──────── Records shown ────────
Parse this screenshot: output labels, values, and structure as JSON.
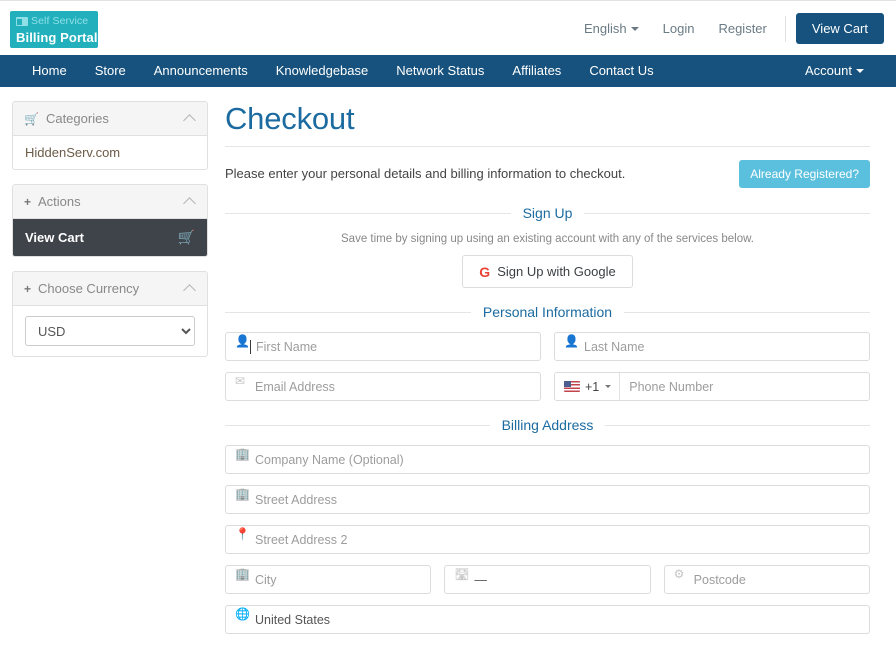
{
  "header": {
    "logo": {
      "line1": "Self Service",
      "line2": "Billing Portal",
      "icon": "building-icon"
    },
    "language": "English",
    "login": "Login",
    "register": "Register",
    "view_cart": "View Cart"
  },
  "nav": {
    "items": [
      {
        "label": "Home"
      },
      {
        "label": "Store"
      },
      {
        "label": "Announcements"
      },
      {
        "label": "Knowledgebase"
      },
      {
        "label": "Network Status"
      },
      {
        "label": "Affiliates"
      },
      {
        "label": "Contact Us"
      }
    ],
    "account": "Account"
  },
  "sidebar": {
    "categories": {
      "title": "Categories",
      "icon": "cart-icon",
      "items": [
        {
          "label": "HiddenServ.com"
        }
      ]
    },
    "actions": {
      "title": "Actions",
      "icon": "plus-icon",
      "items": [
        {
          "label": "View Cart",
          "icon": "cart-icon",
          "active": true
        }
      ]
    },
    "currency": {
      "title": "Choose Currency",
      "icon": "plus-icon",
      "selected": "USD",
      "options": [
        "USD"
      ]
    }
  },
  "main": {
    "title": "Checkout",
    "intro": "Please enter your personal details and billing information to checkout.",
    "already_registered": "Already Registered?",
    "signup": {
      "legend": "Sign Up",
      "note": "Save time by signing up using an existing account with any of the services below.",
      "google_button": "Sign Up with Google",
      "google_icon": "google-g-icon"
    },
    "personal": {
      "legend": "Personal Information",
      "first_name": {
        "placeholder": "First Name",
        "value": "",
        "icon": "user-icon",
        "focused": true
      },
      "last_name": {
        "placeholder": "Last Name",
        "value": "",
        "icon": "user-icon"
      },
      "email": {
        "placeholder": "Email Address",
        "value": "",
        "icon": "envelope-icon"
      },
      "phone": {
        "placeholder": "Phone Number",
        "value": "",
        "dial_code": "+1",
        "flag": "us-flag-icon"
      }
    },
    "billing": {
      "legend": "Billing Address",
      "company": {
        "placeholder": "Company Name (Optional)",
        "value": "",
        "icon": "building-icon"
      },
      "street1": {
        "placeholder": "Street Address",
        "value": "",
        "icon": "building-icon"
      },
      "street2": {
        "placeholder": "Street Address 2",
        "value": "",
        "icon": "map-pin-icon"
      },
      "city": {
        "placeholder": "City",
        "value": "",
        "icon": "building-icon"
      },
      "state": {
        "placeholder": "",
        "value": "—",
        "icon": "signpost-icon"
      },
      "postcode": {
        "placeholder": "Postcode",
        "value": "",
        "icon": "gear-icon"
      },
      "country": {
        "placeholder": "",
        "value": "United States",
        "icon": "globe-icon"
      }
    }
  },
  "colors": {
    "navbar": "#16527d",
    "logo": "#23b0bd",
    "accent_light_blue": "#5bc0de",
    "title_blue": "#1c6ba0",
    "active_item": "#3e444a"
  }
}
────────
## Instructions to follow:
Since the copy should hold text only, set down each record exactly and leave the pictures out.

## Final answer:
Parse this screenshot: output labels, values, and structure as JSON.
{
  "header": {
    "logo": {
      "line1": "Self Service",
      "line2": "Billing Portal",
      "icon": "building-icon"
    },
    "language": "English",
    "login": "Login",
    "register": "Register",
    "view_cart": "View Cart"
  },
  "nav": {
    "items": [
      {
        "label": "Home"
      },
      {
        "label": "Store"
      },
      {
        "label": "Announcements"
      },
      {
        "label": "Knowledgebase"
      },
      {
        "label": "Network Status"
      },
      {
        "label": "Affiliates"
      },
      {
        "label": "Contact Us"
      }
    ],
    "account": "Account"
  },
  "sidebar": {
    "categories": {
      "title": "Categories",
      "icon": "cart-icon",
      "items": [
        {
          "label": "HiddenServ.com"
        }
      ]
    },
    "actions": {
      "title": "Actions",
      "icon": "plus-icon",
      "items": [
        {
          "label": "View Cart",
          "icon": "cart-icon",
          "active": true
        }
      ]
    },
    "currency": {
      "title": "Choose Currency",
      "icon": "plus-icon",
      "selected": "USD",
      "options": [
        "USD"
      ]
    }
  },
  "main": {
    "title": "Checkout",
    "intro": "Please enter your personal details and billing information to checkout.",
    "already_registered": "Already Registered?",
    "signup": {
      "legend": "Sign Up",
      "note": "Save time by signing up using an existing account with any of the services below.",
      "google_button": "Sign Up with Google",
      "google_icon": "google-g-icon"
    },
    "personal": {
      "legend": "Personal Information",
      "first_name": {
        "placeholder": "First Name",
        "value": "",
        "icon": "user-icon",
        "focused": true
      },
      "last_name": {
        "placeholder": "Last Name",
        "value": "",
        "icon": "user-icon"
      },
      "email": {
        "placeholder": "Email Address",
        "value": "",
        "icon": "envelope-icon"
      },
      "phone": {
        "placeholder": "Phone Number",
        "value": "",
        "dial_code": "+1",
        "flag": "us-flag-icon"
      }
    },
    "billing": {
      "legend": "Billing Address",
      "company": {
        "placeholder": "Company Name (Optional)",
        "value": "",
        "icon": "building-icon"
      },
      "street1": {
        "placeholder": "Street Address",
        "value": "",
        "icon": "building-icon"
      },
      "street2": {
        "placeholder": "Street Address 2",
        "value": "",
        "icon": "map-pin-icon"
      },
      "city": {
        "placeholder": "City",
        "value": "",
        "icon": "building-icon"
      },
      "state": {
        "placeholder": "",
        "value": "—",
        "icon": "signpost-icon"
      },
      "postcode": {
        "placeholder": "Postcode",
        "value": "",
        "icon": "gear-icon"
      },
      "country": {
        "placeholder": "",
        "value": "United States",
        "icon": "globe-icon"
      }
    }
  },
  "colors": {
    "navbar": "#16527d",
    "logo": "#23b0bd",
    "accent_light_blue": "#5bc0de",
    "title_blue": "#1c6ba0",
    "active_item": "#3e444a"
  }
}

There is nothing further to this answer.